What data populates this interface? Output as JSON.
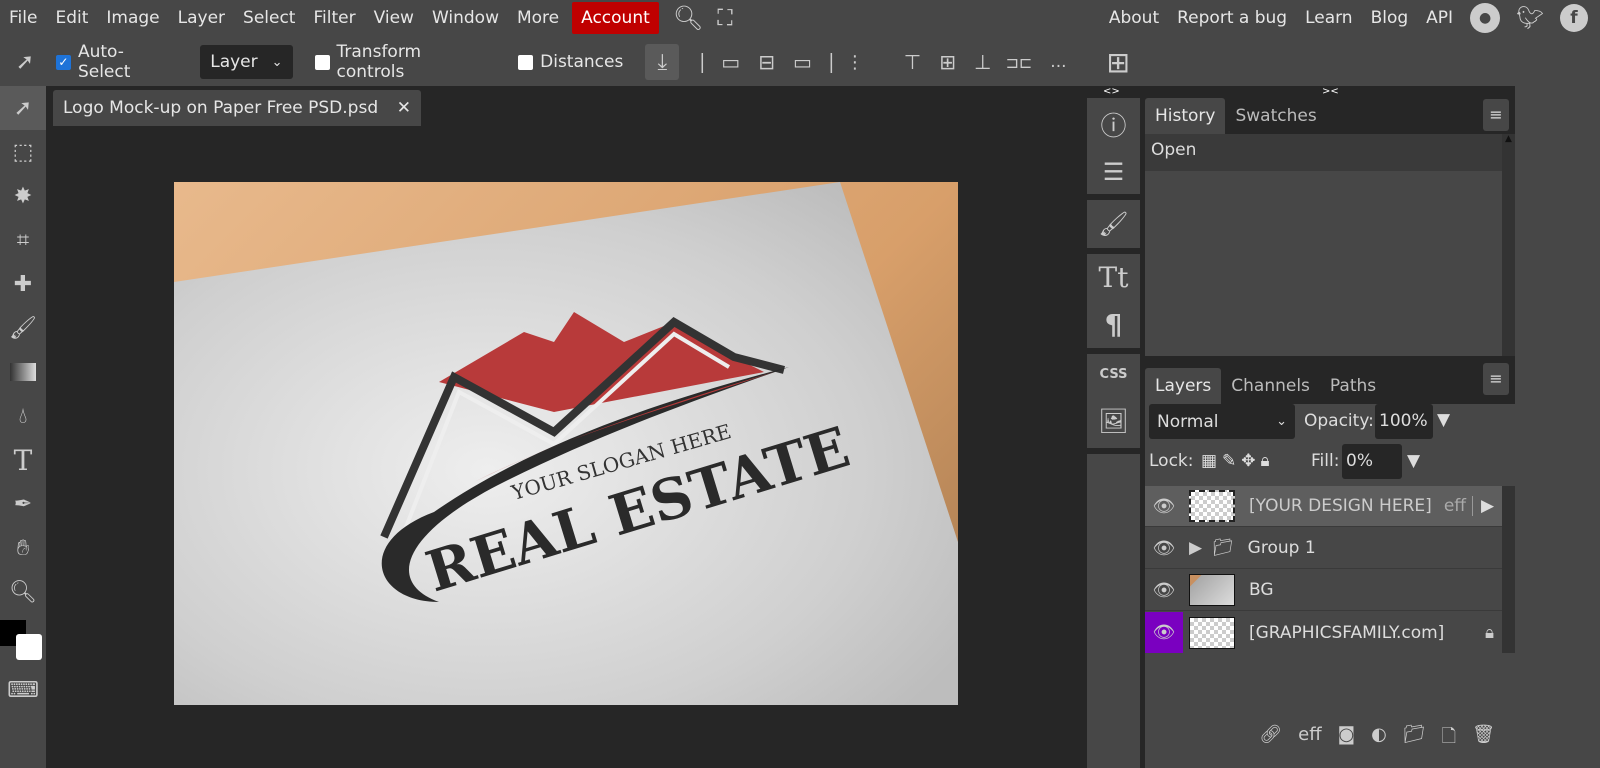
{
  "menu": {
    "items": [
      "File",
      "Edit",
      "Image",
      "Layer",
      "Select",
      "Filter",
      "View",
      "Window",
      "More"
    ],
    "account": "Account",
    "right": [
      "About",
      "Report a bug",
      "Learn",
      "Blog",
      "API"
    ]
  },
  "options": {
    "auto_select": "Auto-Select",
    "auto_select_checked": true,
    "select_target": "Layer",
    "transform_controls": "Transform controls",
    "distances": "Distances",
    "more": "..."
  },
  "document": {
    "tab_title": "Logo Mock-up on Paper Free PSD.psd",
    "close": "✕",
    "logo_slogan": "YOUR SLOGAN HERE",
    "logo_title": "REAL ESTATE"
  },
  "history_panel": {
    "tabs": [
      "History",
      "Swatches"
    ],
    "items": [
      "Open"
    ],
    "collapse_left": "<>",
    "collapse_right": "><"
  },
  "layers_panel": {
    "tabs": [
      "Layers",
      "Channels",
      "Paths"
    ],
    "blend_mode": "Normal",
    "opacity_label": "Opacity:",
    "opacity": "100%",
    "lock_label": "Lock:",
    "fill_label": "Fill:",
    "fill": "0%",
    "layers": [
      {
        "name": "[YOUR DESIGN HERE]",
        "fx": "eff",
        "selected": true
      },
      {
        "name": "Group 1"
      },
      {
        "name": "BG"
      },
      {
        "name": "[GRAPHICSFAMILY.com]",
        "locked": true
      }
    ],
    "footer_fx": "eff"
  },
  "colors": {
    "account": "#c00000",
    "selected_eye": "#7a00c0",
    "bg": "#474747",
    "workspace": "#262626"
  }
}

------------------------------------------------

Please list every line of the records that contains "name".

        "name": "[YOUR DESIGN HERE]",
        "name": "Group 1"
        "name": "BG"
        "name": "[GRAPHICSFAMILY.com]",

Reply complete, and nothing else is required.